Called samboussek (for small individual semicircular pieces), or manoushet jebneh (for big pizza-pie ones), these cheese flatbreads are made in Lebanon with a special kind of cheese, akkawi (from the Palestinian city of Akka) as we call it in Lebanon, which is a white cheese that melts well.
Fatteh comes from fatta, meaning “break,” as in breaking the grilled bread of the fatteh. Fatteh is a staple souk breakfast, originally a Damascene specialty: a yogurt sauce (a hint of garlic and some tahini that will soften the yogurt’s taste) and “broken” grilled bread over cooked chickpeas, cubed eggplant, beef tongue, mutton feet (!) … or over stuffed eggplant.

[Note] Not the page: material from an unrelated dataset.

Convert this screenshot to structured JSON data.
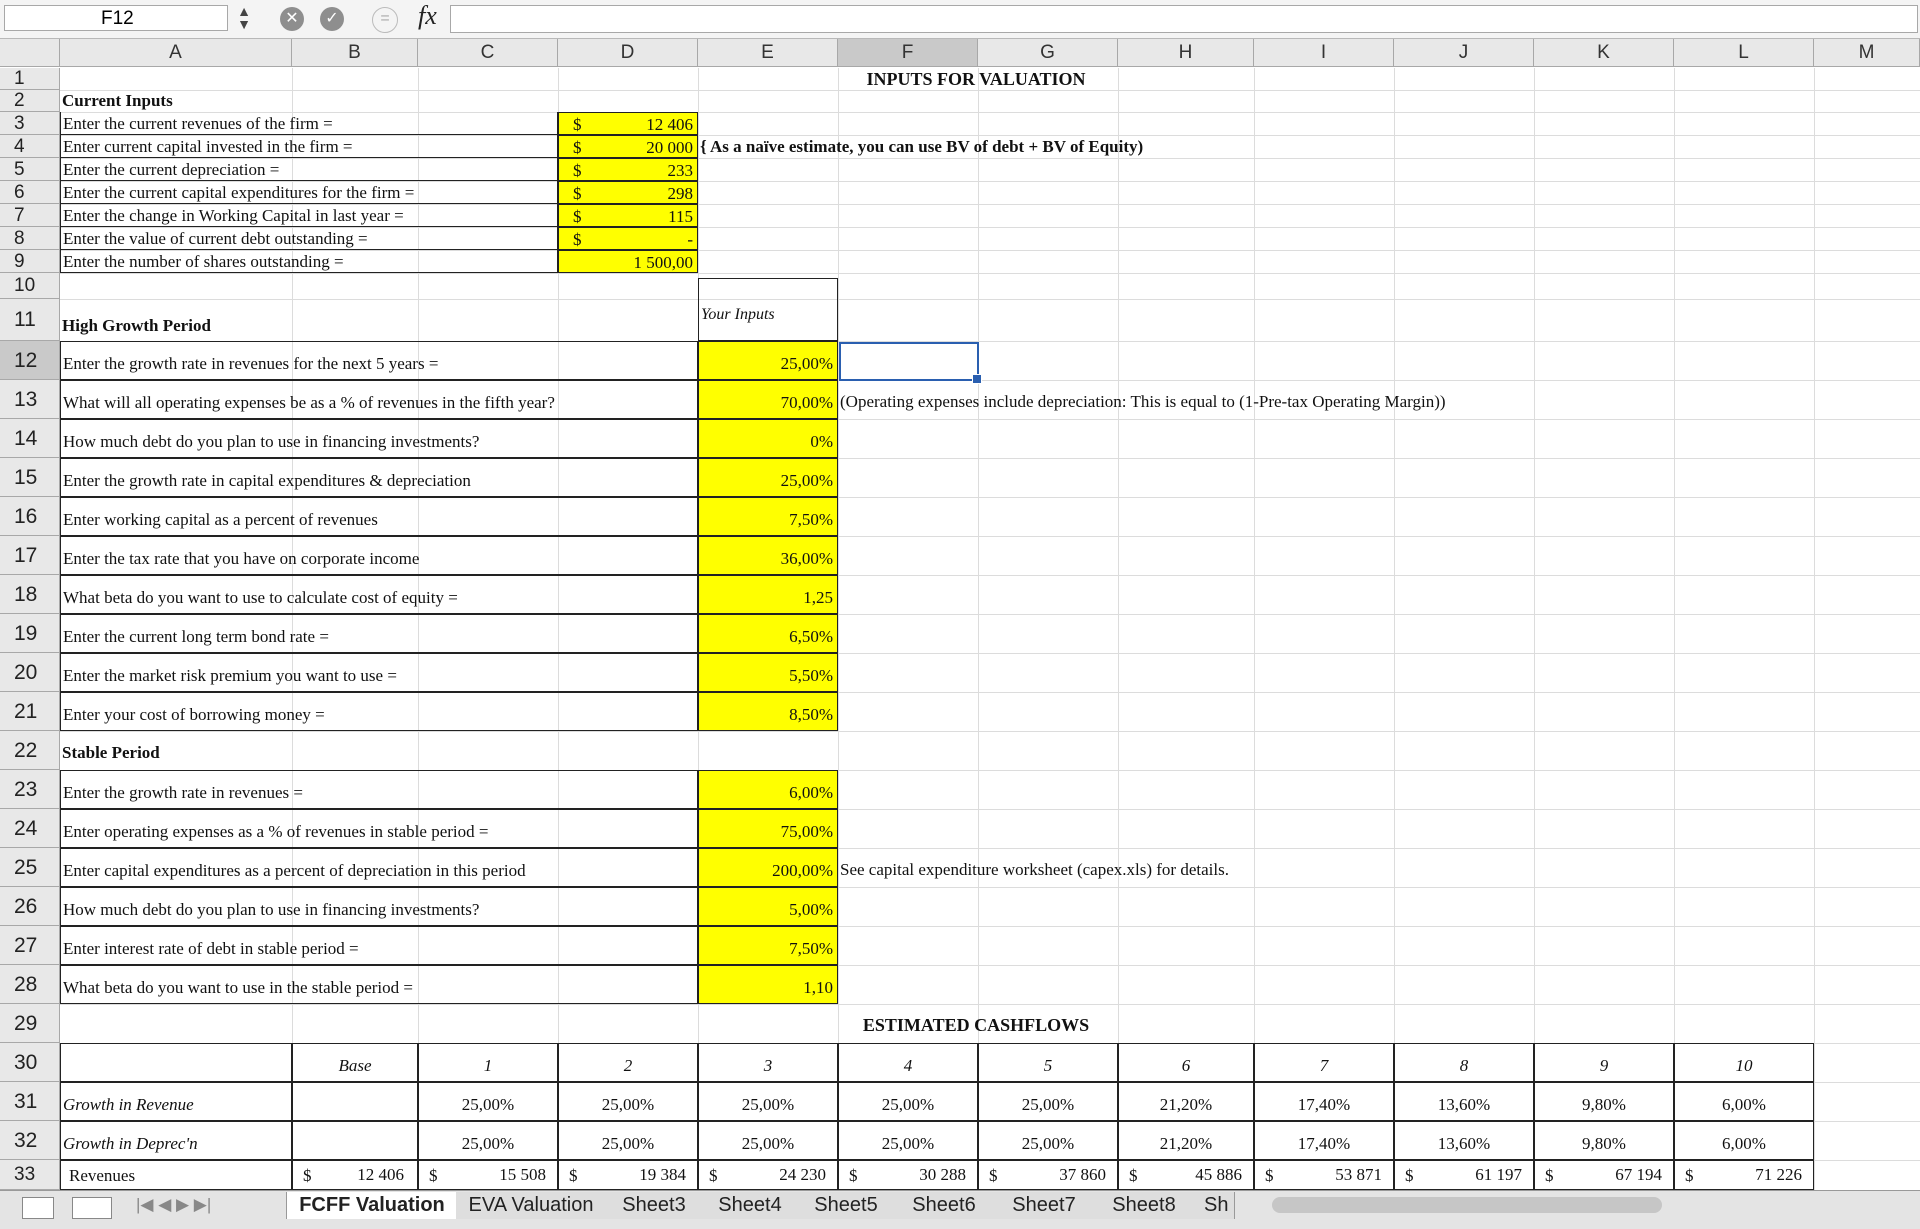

Fatteh is typical souk food, mainly of the souks of Damascus. Already prepared ingredients are mixed at the last minute and served immediately—cooked chickpeas, yogurt, grilled bread, and traditionally browned butter or ghee drizzled on top. A fatteh must be served and eaten quickly, before the grilled bread gets soggy from the yogurt.